■ REQUIREMENT
Return only the lines from the one that contains "Enumerate this screenshot's" through the last line of the records below, exactly as they stand. Pictures are not part of the copy.

:: INFORMATION SHOWN

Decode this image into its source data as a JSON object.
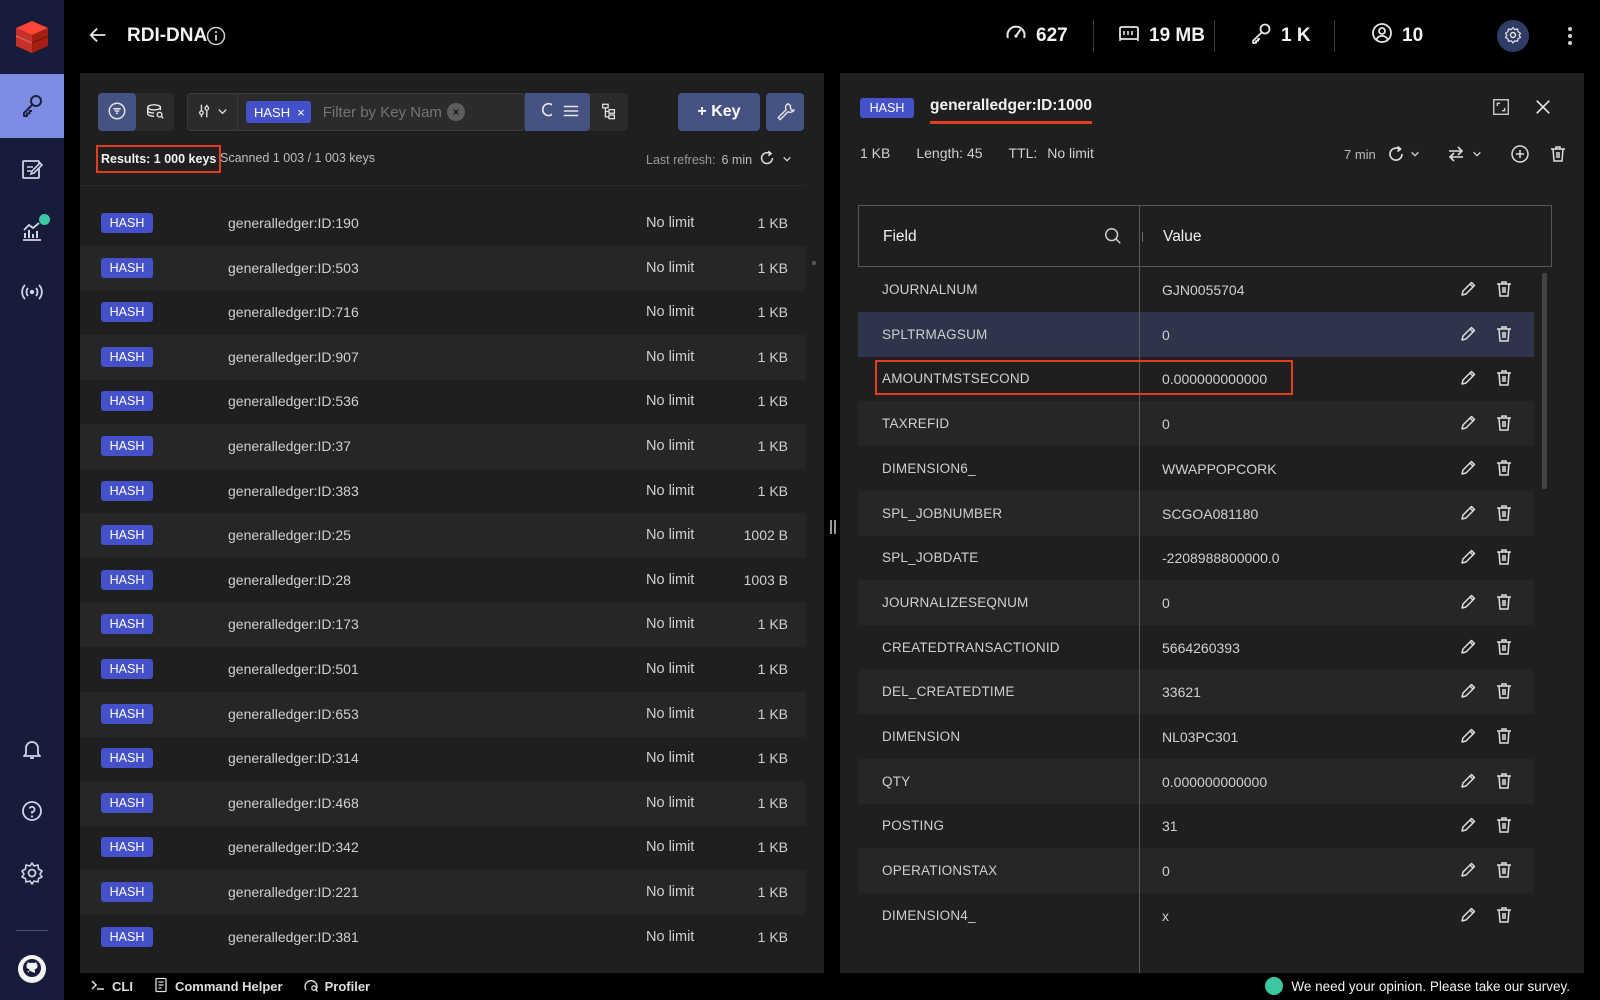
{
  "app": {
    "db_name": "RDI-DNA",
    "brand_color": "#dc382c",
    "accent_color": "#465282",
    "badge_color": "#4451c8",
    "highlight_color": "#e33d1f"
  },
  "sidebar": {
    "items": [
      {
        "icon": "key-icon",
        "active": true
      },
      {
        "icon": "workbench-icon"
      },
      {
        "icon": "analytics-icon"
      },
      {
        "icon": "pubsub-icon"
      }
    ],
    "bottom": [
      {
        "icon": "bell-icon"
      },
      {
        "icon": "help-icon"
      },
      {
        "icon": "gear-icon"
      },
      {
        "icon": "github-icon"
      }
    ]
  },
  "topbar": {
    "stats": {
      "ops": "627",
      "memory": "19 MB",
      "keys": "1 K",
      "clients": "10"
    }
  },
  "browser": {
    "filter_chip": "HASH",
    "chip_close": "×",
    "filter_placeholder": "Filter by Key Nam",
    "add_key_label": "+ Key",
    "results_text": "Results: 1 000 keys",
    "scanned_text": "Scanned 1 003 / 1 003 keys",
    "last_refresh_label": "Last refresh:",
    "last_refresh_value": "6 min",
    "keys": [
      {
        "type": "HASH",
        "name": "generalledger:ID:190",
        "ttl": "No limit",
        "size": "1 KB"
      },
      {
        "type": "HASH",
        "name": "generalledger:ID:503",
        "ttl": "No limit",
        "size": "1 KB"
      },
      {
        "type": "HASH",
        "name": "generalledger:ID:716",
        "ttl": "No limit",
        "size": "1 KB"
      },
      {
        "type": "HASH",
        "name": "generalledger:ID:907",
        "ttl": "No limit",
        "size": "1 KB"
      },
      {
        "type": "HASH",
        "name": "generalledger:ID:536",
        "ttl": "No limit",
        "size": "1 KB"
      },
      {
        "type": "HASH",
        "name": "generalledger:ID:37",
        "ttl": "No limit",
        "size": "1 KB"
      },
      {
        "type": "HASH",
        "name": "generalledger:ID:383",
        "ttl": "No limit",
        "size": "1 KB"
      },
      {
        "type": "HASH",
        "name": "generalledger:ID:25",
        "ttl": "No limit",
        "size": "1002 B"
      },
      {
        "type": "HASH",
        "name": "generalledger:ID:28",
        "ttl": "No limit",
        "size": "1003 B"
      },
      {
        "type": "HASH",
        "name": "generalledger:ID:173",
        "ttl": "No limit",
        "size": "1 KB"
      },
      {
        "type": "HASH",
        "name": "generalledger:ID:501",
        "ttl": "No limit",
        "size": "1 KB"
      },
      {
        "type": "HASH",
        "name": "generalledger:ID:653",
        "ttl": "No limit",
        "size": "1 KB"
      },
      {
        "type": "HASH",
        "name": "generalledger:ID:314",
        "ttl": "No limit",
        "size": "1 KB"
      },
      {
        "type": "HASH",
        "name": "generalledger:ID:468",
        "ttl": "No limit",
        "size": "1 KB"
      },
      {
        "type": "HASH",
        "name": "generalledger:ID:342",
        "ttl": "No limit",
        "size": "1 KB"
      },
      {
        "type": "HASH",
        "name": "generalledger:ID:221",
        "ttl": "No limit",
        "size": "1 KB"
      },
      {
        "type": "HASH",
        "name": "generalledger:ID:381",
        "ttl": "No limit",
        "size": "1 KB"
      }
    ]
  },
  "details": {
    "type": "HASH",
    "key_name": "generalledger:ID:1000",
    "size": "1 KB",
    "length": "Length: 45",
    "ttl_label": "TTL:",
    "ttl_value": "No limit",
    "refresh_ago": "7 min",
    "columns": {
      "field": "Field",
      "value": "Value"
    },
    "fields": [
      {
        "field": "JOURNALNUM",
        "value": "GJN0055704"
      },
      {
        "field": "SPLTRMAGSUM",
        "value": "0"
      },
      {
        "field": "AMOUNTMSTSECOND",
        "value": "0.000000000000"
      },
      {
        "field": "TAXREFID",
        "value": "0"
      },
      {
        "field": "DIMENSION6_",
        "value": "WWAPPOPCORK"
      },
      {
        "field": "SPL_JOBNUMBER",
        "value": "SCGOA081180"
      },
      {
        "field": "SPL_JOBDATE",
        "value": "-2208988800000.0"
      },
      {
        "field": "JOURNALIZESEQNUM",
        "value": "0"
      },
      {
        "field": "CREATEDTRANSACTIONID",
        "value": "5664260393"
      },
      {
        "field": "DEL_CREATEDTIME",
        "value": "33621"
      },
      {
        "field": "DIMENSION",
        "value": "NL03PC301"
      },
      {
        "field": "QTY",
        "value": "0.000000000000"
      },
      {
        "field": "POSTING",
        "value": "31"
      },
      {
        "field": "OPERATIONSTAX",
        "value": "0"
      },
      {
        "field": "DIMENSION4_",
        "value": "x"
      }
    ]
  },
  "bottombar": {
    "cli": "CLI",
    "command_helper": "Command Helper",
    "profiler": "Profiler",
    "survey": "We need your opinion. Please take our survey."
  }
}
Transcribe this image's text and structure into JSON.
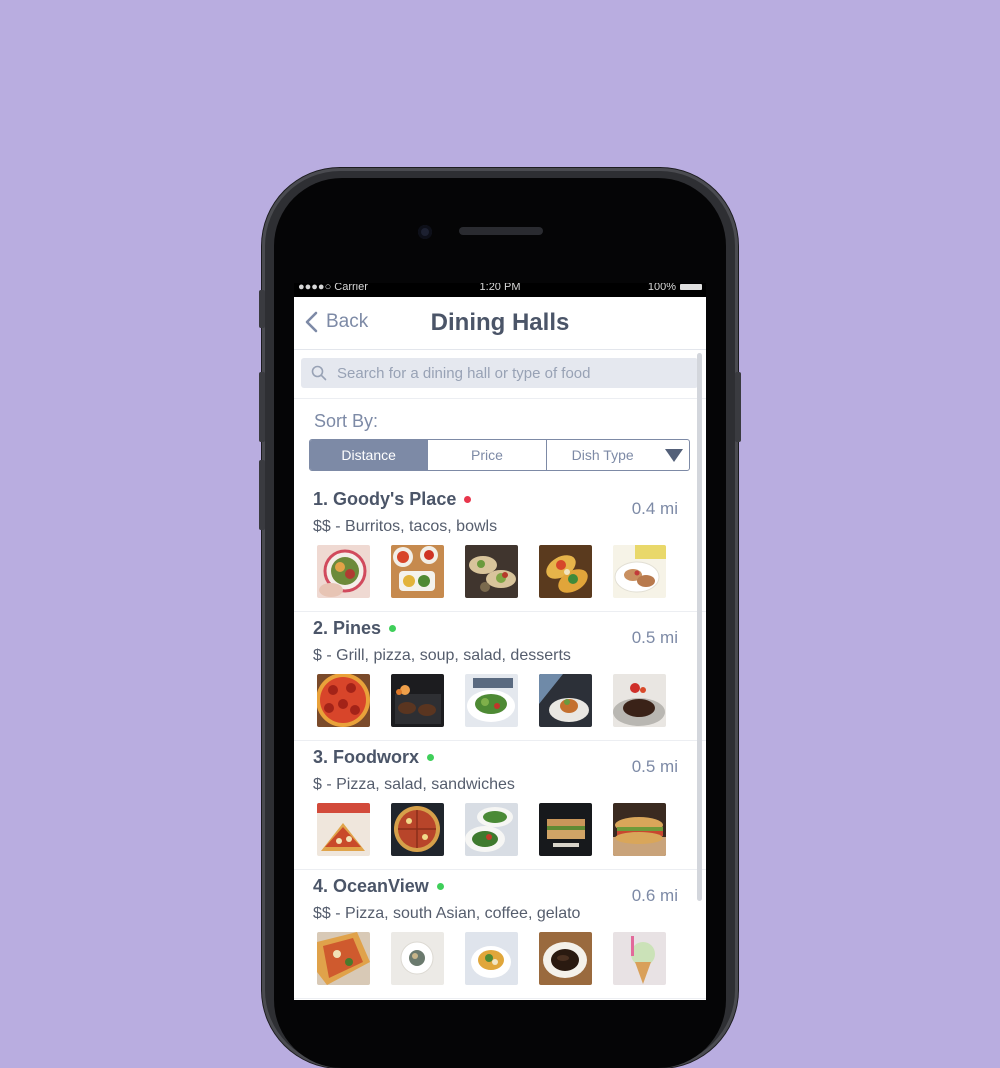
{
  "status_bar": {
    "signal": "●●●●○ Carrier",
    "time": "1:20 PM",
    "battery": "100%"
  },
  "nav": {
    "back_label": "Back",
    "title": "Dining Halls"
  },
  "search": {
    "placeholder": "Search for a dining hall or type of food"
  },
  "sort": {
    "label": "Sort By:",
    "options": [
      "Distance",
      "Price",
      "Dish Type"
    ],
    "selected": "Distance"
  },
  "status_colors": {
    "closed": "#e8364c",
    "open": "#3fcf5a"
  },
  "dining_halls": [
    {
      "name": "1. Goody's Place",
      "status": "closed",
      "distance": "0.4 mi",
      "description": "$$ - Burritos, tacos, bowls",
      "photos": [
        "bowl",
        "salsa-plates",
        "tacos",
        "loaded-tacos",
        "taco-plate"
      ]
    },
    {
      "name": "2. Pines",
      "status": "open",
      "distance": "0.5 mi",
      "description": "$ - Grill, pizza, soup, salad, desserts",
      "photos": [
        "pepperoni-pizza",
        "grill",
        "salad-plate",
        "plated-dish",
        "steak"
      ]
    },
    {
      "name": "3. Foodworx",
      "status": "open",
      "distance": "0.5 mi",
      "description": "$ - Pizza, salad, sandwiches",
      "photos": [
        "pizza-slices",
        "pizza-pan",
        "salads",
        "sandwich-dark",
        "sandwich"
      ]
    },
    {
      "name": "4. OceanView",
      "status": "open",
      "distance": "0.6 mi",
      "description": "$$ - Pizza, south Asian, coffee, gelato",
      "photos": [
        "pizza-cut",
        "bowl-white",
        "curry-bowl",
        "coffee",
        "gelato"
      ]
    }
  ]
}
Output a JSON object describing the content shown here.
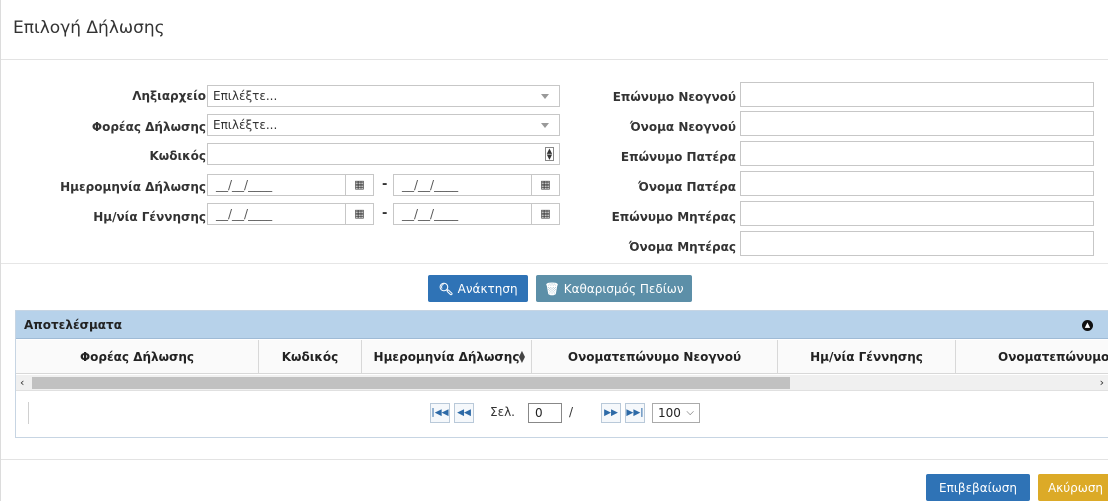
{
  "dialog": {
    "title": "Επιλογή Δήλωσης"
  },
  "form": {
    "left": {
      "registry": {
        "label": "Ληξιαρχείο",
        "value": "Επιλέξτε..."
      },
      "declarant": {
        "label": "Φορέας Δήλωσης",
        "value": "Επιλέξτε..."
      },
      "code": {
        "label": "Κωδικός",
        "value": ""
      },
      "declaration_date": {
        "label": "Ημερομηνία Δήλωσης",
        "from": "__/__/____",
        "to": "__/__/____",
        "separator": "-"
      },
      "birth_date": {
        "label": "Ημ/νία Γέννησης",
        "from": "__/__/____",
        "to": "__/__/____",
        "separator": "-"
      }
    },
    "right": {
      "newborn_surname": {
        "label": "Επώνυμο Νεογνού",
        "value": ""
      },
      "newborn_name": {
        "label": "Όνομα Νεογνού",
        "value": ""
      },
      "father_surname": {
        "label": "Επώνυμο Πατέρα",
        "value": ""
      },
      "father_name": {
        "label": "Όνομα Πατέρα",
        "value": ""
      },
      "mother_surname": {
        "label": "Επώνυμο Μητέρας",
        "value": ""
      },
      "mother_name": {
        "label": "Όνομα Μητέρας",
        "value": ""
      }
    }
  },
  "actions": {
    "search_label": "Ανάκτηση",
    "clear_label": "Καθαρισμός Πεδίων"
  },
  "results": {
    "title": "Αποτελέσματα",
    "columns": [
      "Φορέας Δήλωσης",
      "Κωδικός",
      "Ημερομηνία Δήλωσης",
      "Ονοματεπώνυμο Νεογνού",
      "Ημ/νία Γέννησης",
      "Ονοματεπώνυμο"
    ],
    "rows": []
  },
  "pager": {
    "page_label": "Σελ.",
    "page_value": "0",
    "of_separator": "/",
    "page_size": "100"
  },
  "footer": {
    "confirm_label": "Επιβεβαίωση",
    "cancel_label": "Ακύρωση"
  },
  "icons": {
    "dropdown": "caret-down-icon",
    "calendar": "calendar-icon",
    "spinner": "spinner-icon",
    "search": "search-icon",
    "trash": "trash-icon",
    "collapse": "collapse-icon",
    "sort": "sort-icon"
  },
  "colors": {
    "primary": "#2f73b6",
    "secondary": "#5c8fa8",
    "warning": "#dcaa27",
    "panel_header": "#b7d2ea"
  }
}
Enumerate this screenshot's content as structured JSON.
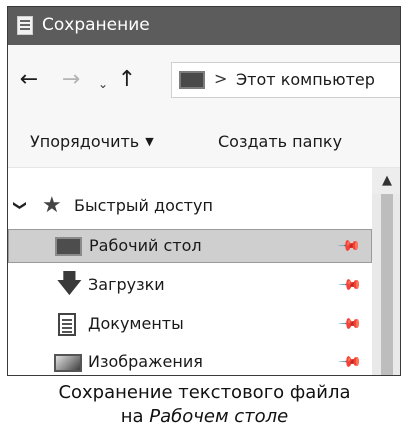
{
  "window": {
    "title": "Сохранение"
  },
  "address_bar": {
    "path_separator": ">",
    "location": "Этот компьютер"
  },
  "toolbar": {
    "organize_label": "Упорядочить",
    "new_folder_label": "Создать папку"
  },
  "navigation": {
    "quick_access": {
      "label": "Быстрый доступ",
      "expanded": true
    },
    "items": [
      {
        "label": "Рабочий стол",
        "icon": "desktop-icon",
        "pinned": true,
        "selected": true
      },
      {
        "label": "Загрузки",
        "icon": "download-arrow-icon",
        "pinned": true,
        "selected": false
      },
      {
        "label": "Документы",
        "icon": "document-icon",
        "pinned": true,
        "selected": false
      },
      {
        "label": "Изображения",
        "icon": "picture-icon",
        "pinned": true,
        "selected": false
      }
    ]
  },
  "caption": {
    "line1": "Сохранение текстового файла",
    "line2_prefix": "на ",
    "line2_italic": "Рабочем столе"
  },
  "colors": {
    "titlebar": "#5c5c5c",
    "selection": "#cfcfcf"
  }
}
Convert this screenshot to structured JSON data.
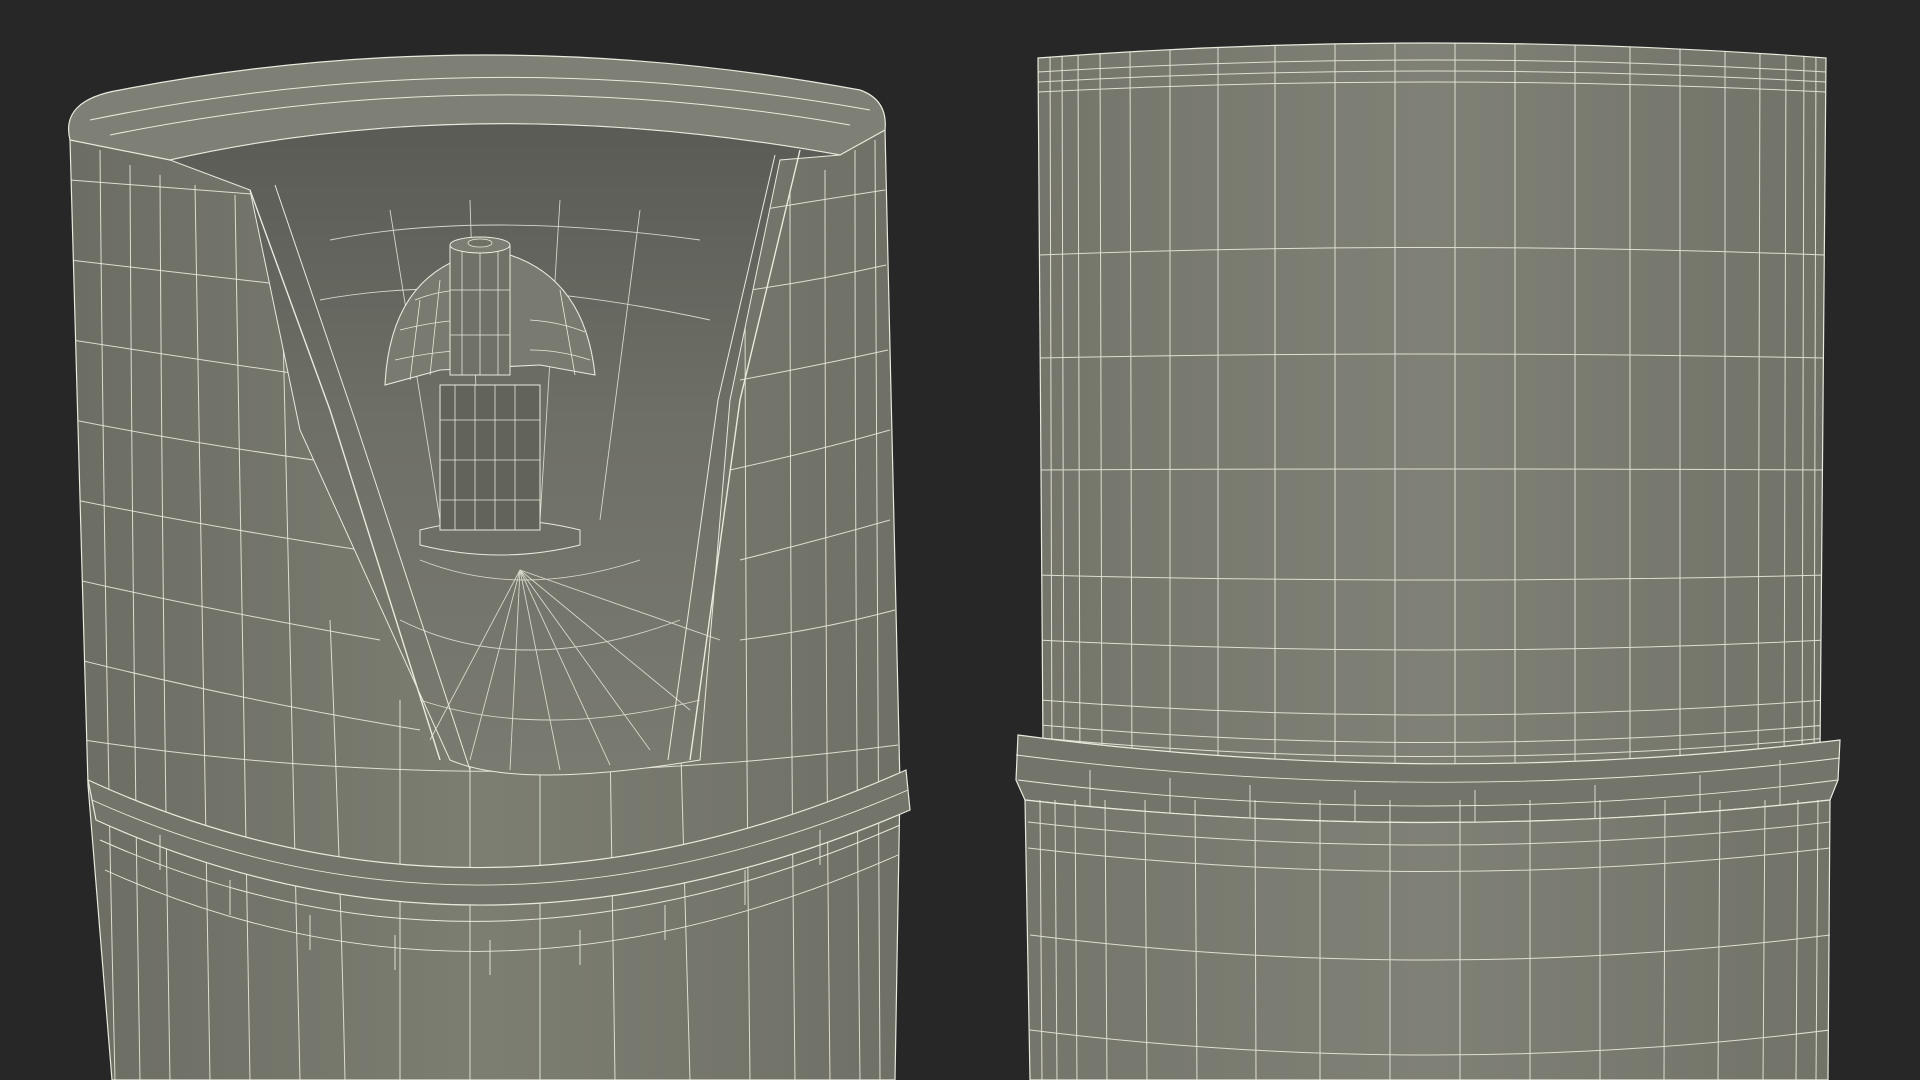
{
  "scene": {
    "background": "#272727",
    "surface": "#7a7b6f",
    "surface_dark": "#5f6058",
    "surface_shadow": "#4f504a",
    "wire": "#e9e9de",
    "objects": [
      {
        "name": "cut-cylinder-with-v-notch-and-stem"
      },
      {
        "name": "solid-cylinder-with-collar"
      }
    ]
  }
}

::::

■ WRITTEN REPLY
Enumerate this screenshot's content as structured JSON.
{
  "window": {
    "title": "Сохранение"
  },
  "address_bar": {
    "path_separator": ">",
    "location": "Этот компьютер"
  },
  "toolbar": {
    "organize_label": "Упорядочить",
    "new_folder_label": "Создать папку"
  },
  "navigation": {
    "quick_access": {
      "label": "Быстрый доступ",
      "expanded": true
    },
    "items": [
      {
        "label": "Рабочий стол",
        "icon": "desktop-icon",
        "pinned": true,
        "selected": true
      },
      {
        "label": "Загрузки",
        "icon": "download-arrow-icon",
        "pinned": true,
        "selected": false
      },
      {
        "label": "Документы",
        "icon": "document-icon",
        "pinned": true,
        "selected": false
      },
      {
        "label": "Изображения",
        "icon": "picture-icon",
        "pinned": true,
        "selected": false
      }
    ]
  },
  "caption": {
    "line1": "Сохранение текстового файла",
    "line2_prefix": "на ",
    "line2_italic": "Рабочем столе"
  },
  "colors": {
    "titlebar": "#5c5c5c",
    "selection": "#cfcfcf"
  }
}
Convert this screenshot to structured JSON data.
{
  "scene": {
    "background": "#272727",
    "surface": "#7a7b6f",
    "surface_dark": "#5f6058",
    "surface_shadow": "#4f504a",
    "wire": "#e9e9de",
    "objects": [
      {
        "name": "cut-cylinder-with-v-notch-and-stem"
      },
      {
        "name": "solid-cylinder-with-collar"
      }
    ]
  }
}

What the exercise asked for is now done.